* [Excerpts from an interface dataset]
[Start of section]

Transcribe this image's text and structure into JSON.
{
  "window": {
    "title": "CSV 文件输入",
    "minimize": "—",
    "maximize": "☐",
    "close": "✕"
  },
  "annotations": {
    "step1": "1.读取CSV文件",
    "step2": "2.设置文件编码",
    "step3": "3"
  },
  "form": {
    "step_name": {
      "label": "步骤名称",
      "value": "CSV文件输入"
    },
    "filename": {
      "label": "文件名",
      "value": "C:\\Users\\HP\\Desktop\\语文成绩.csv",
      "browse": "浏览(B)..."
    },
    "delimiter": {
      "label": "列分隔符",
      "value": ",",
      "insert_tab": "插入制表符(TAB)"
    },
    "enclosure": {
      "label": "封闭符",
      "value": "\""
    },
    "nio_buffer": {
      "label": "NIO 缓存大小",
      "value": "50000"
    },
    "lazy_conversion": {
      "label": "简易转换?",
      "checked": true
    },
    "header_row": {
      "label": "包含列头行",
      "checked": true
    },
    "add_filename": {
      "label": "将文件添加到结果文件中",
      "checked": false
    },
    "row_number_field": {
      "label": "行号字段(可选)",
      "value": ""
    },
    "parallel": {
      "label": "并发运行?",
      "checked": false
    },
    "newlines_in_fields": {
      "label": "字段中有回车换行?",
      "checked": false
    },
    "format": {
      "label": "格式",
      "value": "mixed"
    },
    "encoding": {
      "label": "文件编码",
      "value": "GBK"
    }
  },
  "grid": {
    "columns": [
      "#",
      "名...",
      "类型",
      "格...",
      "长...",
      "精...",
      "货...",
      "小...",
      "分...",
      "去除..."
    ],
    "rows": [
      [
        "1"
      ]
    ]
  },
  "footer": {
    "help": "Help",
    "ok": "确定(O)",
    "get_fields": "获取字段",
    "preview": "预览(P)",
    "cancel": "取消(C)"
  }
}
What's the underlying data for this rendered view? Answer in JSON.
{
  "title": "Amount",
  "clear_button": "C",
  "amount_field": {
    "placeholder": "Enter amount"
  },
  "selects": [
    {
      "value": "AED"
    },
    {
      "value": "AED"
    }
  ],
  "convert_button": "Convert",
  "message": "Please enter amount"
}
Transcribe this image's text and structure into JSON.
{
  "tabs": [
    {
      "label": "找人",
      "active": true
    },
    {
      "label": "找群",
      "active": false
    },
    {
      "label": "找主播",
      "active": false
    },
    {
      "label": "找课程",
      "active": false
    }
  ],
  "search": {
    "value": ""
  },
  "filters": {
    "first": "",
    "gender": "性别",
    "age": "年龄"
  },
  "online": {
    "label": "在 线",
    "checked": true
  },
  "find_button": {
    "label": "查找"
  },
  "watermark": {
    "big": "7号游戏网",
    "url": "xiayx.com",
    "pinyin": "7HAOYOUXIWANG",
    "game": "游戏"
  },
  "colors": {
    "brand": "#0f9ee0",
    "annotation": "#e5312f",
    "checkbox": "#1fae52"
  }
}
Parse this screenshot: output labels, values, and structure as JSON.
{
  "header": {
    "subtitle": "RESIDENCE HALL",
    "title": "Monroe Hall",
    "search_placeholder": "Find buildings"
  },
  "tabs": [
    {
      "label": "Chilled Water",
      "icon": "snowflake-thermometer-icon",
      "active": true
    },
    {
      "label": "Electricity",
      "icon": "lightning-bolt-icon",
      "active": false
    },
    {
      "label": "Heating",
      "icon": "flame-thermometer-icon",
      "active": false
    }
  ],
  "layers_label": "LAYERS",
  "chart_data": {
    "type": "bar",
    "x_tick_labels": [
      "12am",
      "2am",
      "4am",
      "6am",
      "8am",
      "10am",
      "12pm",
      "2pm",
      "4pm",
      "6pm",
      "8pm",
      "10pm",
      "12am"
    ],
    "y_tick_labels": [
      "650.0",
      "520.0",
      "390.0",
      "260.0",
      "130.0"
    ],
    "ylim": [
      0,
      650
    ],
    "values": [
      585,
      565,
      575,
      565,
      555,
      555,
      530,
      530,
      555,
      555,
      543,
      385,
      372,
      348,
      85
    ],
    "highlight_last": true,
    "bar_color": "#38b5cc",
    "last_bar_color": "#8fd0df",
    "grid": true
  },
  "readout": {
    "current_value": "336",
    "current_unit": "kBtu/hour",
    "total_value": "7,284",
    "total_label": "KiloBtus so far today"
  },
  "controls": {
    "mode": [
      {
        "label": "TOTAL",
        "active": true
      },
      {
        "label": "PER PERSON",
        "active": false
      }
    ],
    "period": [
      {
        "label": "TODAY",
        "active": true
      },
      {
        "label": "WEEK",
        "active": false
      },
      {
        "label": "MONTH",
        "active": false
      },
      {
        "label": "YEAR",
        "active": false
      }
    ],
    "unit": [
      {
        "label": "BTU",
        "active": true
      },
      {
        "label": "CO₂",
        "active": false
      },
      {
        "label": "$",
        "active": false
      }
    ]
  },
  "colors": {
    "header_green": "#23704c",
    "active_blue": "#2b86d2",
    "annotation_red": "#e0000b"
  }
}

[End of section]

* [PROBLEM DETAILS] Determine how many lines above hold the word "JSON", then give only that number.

* [SOLUTION TO THIS PROBLEM] 4